18 November 2011–26 January 2011
Hyde Park Picture House
Brudenell Road, Leeds, LS6 1JD
9 Intervals is a new multi-episode digital film work by Aurélien Froment, commissioned and produced by visual arts organisation Pavilion. The film addresses the relationship between design and body, constitution and perception. It features osteopath David Annett, yoga instructor Nichi Green, Will Holder as a reader, film enthusiast Keith Withall, workers in KM furniture factory and designer Michael Marriott’s selection of chairs. The work stands between genres and is encyclopaedic in content, parodic in tone and minimalist in form. It takes the seated position of the cinema viewer as its starting point.
9 Intervals will show daily at the Hyde Park Picture House for three months. Each week a new episode will appear between the trailers prior to selected feature films.
An ongoing screening schedule is available at www.pavilion.org.uk
Tickets can be purchased at www.hydeparkpicturehouse.co.uk, the Hyde Park Picture House box office or through Pavilion.
Special event: All 9 Intervals
8 December, 6–8 pm
Hyde Park Picture House
An opportunity to see all 9 Intervals within the frame of a single screening.
Aurélien Froment was born in 1976 in Angers. He lives in Dublin. His work considers specific objects from different perspectives to unpack the way in which meaning is formulated through cultural history and collective memory. Froment works in various media including video, photography and installation.

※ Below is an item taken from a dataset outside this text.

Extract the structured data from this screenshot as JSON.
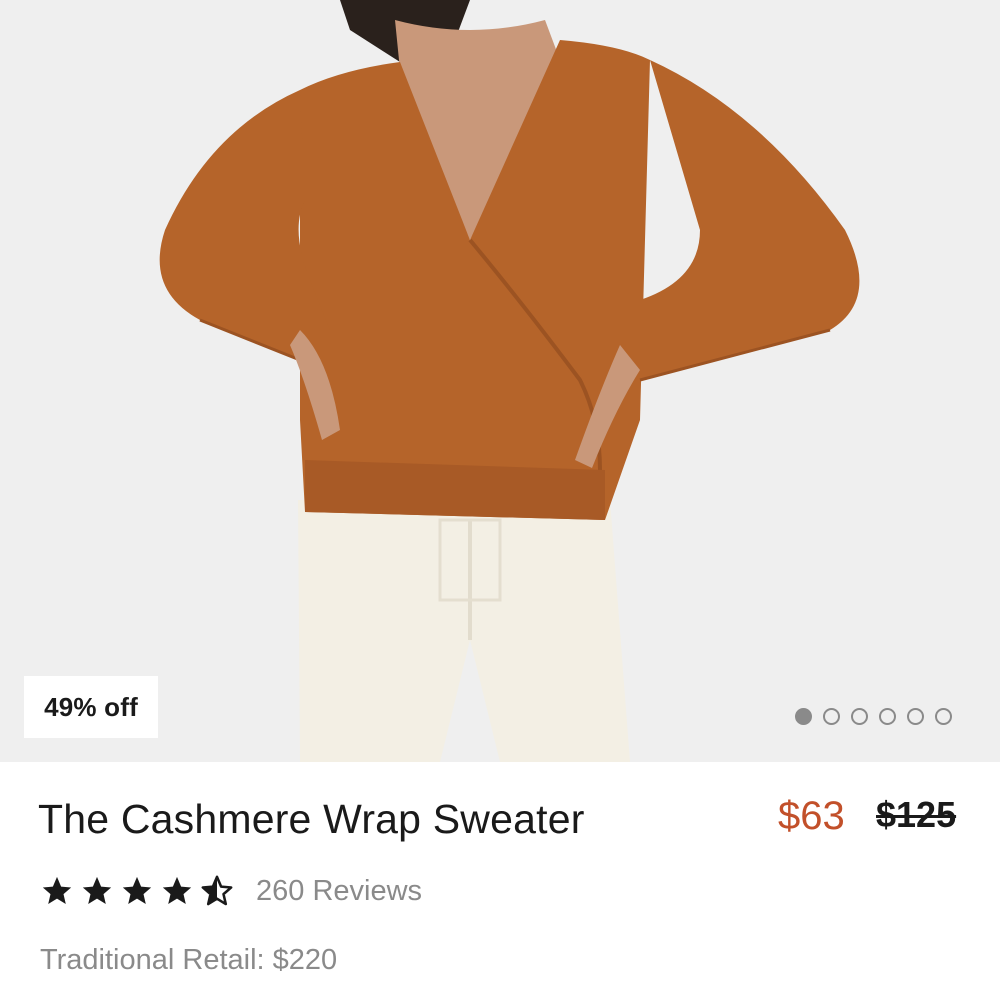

Recent solo exhibitions have included The Exhibition Formerly Known As Passengers, Wattis Institute (San Francisco) and Froebel Suite, Gasworks (London) in 2009; Une Exposition comme les autres (A Show like Any Other), Credac (Ivry-sur-Seine), and Paysage, marine, scène de genre, Musée départemental de Rochechouart in 2011. Froment is represented by Marcelle Alix (Paris) and Motive Gallery (Amsterdam).
9 Intervals was commissioned and produced by Pavilion with support from The Arts Council of Ireland; Arts Council England; Leeds City Council; Fluxus, Franco-British Fund for Contemporary Art; Institut français; LUX; Independent Cinema Office; The Elephant Trust; Centre d’art contemporain d’Ivry – Le Crédac; Dommering Foundation; and Mint Hotel Leeds.
Lucy Skaer Film for an Abandoned Projector
Until 15 December 2011
Lyric Picture House
113-115 Tong Road, Armley, LS12 1QJ
In the darkness of the derelict Lyric Picture House in the Armley area of Leeds, the cinema’s old Kalee projector plays a new 35mm film. Specific to its place, Skaer’s sculptural film work is the imagined subconscious of the projector itself. Through repeated screenings, the film slowly bears witness to its own presentation through scratches and marks that visibly scar and efface the surface of the image. At the end of the project the cinema will once again be dormant.
In Film For An Abandoned Projector Lucy Skaer further explores her interest in the relationship between sculpture and film; between the machine and the resulting psychological space created by it. Skaer was inspired to develop the project when she learned that Leeds was the primary producer of cinema projection equipment in the mid twentieth century. Through its neglect, this precision optical instrument has slipped from the mainstream to become marginal, allowing different images and agendas to inhabit this usually commercial format.
With Skaer’s work, which looks on from another realm, the site of art’s figuring appears as a strange illegible language: one that chatters or spins away to itself in abstract.
Public screenings take place every Thursday to 15th December, 6–8 pm and by appointment.
Lucy Skaer works in sculpture, film, video and installation. Her work explores the relationship between viewer and image, altering normal processes of interpretation. Skaer studied at the Glasgow School of Art from 1993 to 1997, she currently lives and works in New York. Solo exhibitions have included the Fruitmarket Gallery (Edinburgh) and the Chisenhale Gallery (London) both in 2008, and the Kunsthalle (Basel) in 2009. In April 2009, she was shortlisted for the Turner Prize for the sculptures Black Alphabet and Leviathan Edge She will exhibit at the Sculpture Center (New York) in 2012.
Film for an abandoned projector was commissioned and produced by Pavilion with support from Arts Council England; Apostles of Muchinjiko Chishanu; Avtar Properties; Hamilton Corporate Finance Ltd; Leeds Art Gallery; Leeds City Council; and Mint Hotel Leeds.
Pavilion is a commissioning organisation that collaborates with artists to research, realise and present new work. The commissioning process is a unique, distinctive and dialogical one that draws on a particular local context as well as working with discourses of art and radical politics.